The Future of Public Lands

Missourians cherish forests, wildlife, rivers, streams and everything they represent. We earn substantial livelihood from the products of the soil and water and spend millions pursuing recreational activities associated with the outdoors. The land says a lot about who we are.

So important is this love affair with the land that we have committed ourselves to the idea of "public land." Land has been set aside for public use and enjoyment for the preservation of wild things, and so future generations may experience the rich traditions and relationships associated with soil, water, forests and wildlife.

Of the state's 44,606,080 acres, only about seven percent is considered public land and, therefore, available to all citizens for outdoor recreation and other uses. The U.S. Forest Service is the largest public land manager in the state, with responsibility for about 1.5 million acres. The Conservation Department is second with 709,677 acres. The Army Corps of Engineers, Department of Natural Resources (State Parks), National Park Service, and the U.S. Fish and Wildlife Service follow, in that order.

The Conservation Department has traditionally owned and managed land for wildlife refuges, state forests and related activities, but in the early 1970s it was clear additional land was needed if we were to meet the desires of a growing population and achieve conservation goals. In 1976, Missouri was considered to be "public land poor" when compared to other states in the conservation forefront.

Consequently, a long range plan called "Design for Conservation" proposed doubling Conservation Department acreage. "Design" emphasized the importance of public land and land acquisition in meeting our constitutional mandate and set a 20-year target for about 600,000 acres in public ownership for conservation purposes.

Success was the end result of our planning. During the period 1977 to 1995 we met and exceeded our goal, and by October, 1995 conservation lands totaled approximately 709,677 acres. Today, conservation areas, natural areas, river and stream access sites, public lakes and other Conservation Department facilities are within a short drive of most Missourians.
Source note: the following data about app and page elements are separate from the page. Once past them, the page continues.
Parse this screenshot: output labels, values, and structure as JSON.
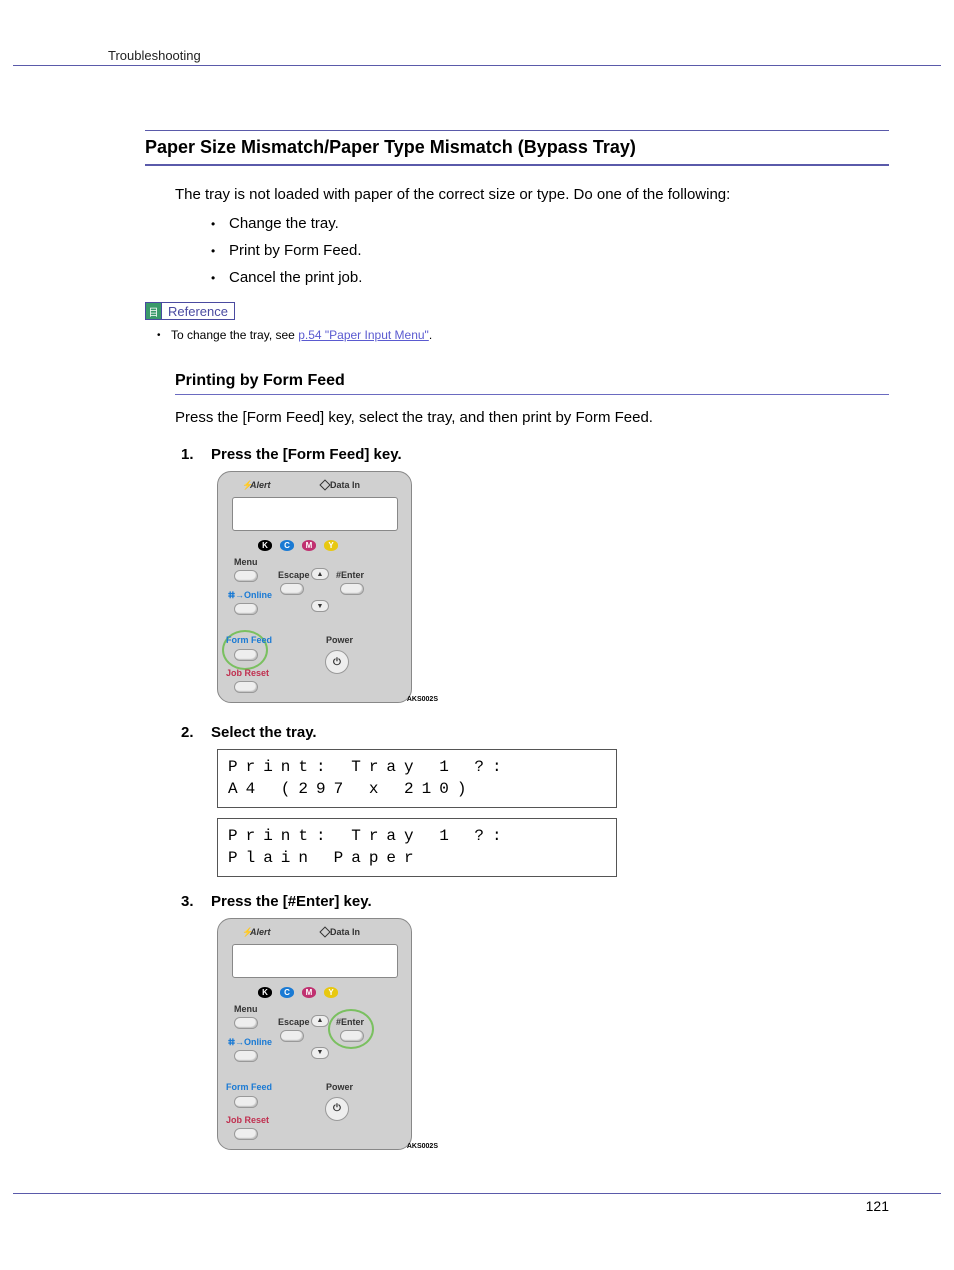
{
  "header": {
    "breadcrumb": "Troubleshooting"
  },
  "main": {
    "heading": "Paper Size Mismatch/Paper Type Mismatch (Bypass Tray)",
    "intro": "The tray is not loaded with paper of the correct size or type. Do one of the following:",
    "bullets": [
      "Change the tray.",
      "Print by Form Feed.",
      "Cancel the print job."
    ],
    "reference": {
      "badge_label": "Reference",
      "note_prefix": "To change the tray, see ",
      "link_text": "p.54 \"Paper Input Menu\"",
      "note_suffix": "."
    },
    "subheading": "Printing by Form Feed",
    "subdesc": "Press the [Form Feed] key, select the tray, and then print by Form Feed.",
    "steps": [
      {
        "title": "Press the [Form Feed] key."
      },
      {
        "title": "Select the tray."
      },
      {
        "title": "Press the [#Enter] key."
      }
    ],
    "lcd": {
      "box1_line1": "Print: Tray 1 ?:",
      "box1_line2": "A4 (297 x 210)",
      "box2_line1": "Print: Tray 1 ?:",
      "box2_line2": "Plain Paper"
    }
  },
  "panel": {
    "alert": "Alert",
    "data_in": "Data In",
    "menu": "Menu",
    "escape": "Escape",
    "enter": "#Enter",
    "online": "Online",
    "form_feed": "Form Feed",
    "job_reset": "Job Reset",
    "power": "Power",
    "toner_k": "K",
    "toner_c": "C",
    "toner_m": "M",
    "toner_y": "Y",
    "tag": "AKS002S"
  },
  "page_number": "121"
}
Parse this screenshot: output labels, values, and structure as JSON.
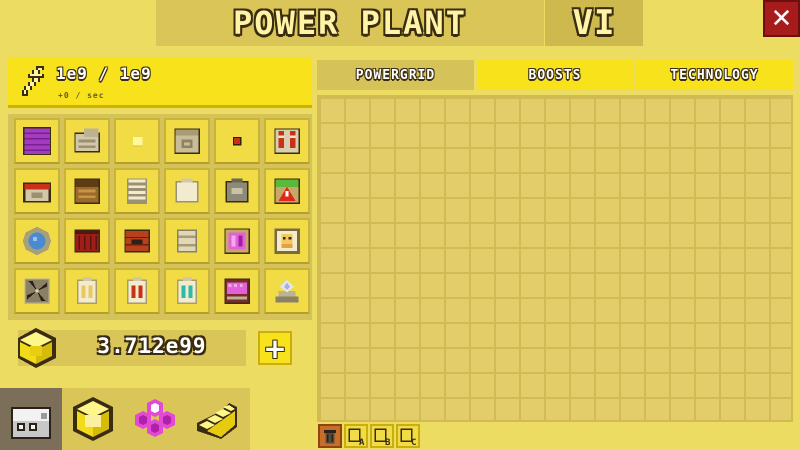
{
  "header": {
    "title": "POWER PLANT",
    "level": "VI",
    "close_label": "✕"
  },
  "energy": {
    "value": "1e9 / 1e9",
    "rate": "+0 / sec",
    "icon": "lightning-bolt-icon"
  },
  "items": [
    {
      "name": "purple-panel-icon"
    },
    {
      "name": "stone-steps-icon"
    },
    {
      "name": "small-yellow-cube-icon"
    },
    {
      "name": "stone-machine-icon"
    },
    {
      "name": "red-dot-icon"
    },
    {
      "name": "red-twin-pillar-icon"
    },
    {
      "name": "red-anvil-icon"
    },
    {
      "name": "wooden-crate-icon"
    },
    {
      "name": "coil-spring-icon"
    },
    {
      "name": "white-canister-icon"
    },
    {
      "name": "gray-urn-icon"
    },
    {
      "name": "warning-green-box-icon"
    },
    {
      "name": "blue-orb-icon"
    },
    {
      "name": "red-vent-block-icon"
    },
    {
      "name": "brick-generator-icon"
    },
    {
      "name": "stone-barrel-icon"
    },
    {
      "name": "pink-crystal-box-icon"
    },
    {
      "name": "portrait-frame-icon"
    },
    {
      "name": "fan-turbine-icon"
    },
    {
      "name": "yellow-battery-icon"
    },
    {
      "name": "red-battery-icon"
    },
    {
      "name": "cyan-battery-icon"
    },
    {
      "name": "pink-circuit-box-icon"
    },
    {
      "name": "crystal-fountain-icon"
    }
  ],
  "currency": {
    "value": "3.712e99",
    "icon": "yellow-cube-icon",
    "add_label": "+"
  },
  "category_tabs": [
    {
      "name": "robot-head-icon",
      "active": true
    },
    {
      "name": "yellow-cubes-icon",
      "active": false
    },
    {
      "name": "pink-hexagons-icon",
      "active": false
    },
    {
      "name": "yellow-stairs-icon",
      "active": false
    }
  ],
  "tabs": [
    {
      "label": "POWERGRID",
      "active": true
    },
    {
      "label": "BOOSTS",
      "active": false
    },
    {
      "label": "TECHNOLOGY",
      "active": false
    }
  ],
  "grid_buttons": [
    {
      "name": "trash-icon"
    },
    {
      "name": "save-slot-a-icon",
      "letter": "A"
    },
    {
      "name": "save-slot-b-icon",
      "letter": "B"
    },
    {
      "name": "save-slot-c-icon",
      "letter": "C"
    }
  ],
  "colors": {
    "background": "#eddc62",
    "panel": "#d9c558",
    "accent_yellow": "#f8e21c",
    "close_red": "#a61c1c"
  }
}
So what does the future hold? Missourians have supported a certain amount of public land ownership but are clearly concerned about what is perceived as too much "government land." Thirty-nine percent of the respondents to a recent survey believed one-half of the state to be in public ownership (the actual number is only seven percent).

Further complicating the issue is the fact that many of the people who live in urban areas also have strong ties to rural and small town life. While they live and work in cities and suburbs, they spend much leisure time in the woods and on lakes and streams. Providing access to the fish, forests and wildlife resources will continue to be a Conservation Department priority.

Because we now have an outstanding distribution of public land and facilities across the state, land acquisition activities in the future will focus on special needs, such as urban areas, additional stream access sites, critical habitats and fulfilling expansion needs to existing conservation areas. Special opportunities are also given priority consideration like the flood plain land damaged during the floods of 1993 and 1995.

Aldo Leopold, writing about the need to save lands for future generations said, "It will be contended, of course, that no deliberate planning to this end is necessary; that adequate areas will survive anyhow. All recent history belies so comforting an assumption." Fortunately, Missourians have not subscribed to this assumption.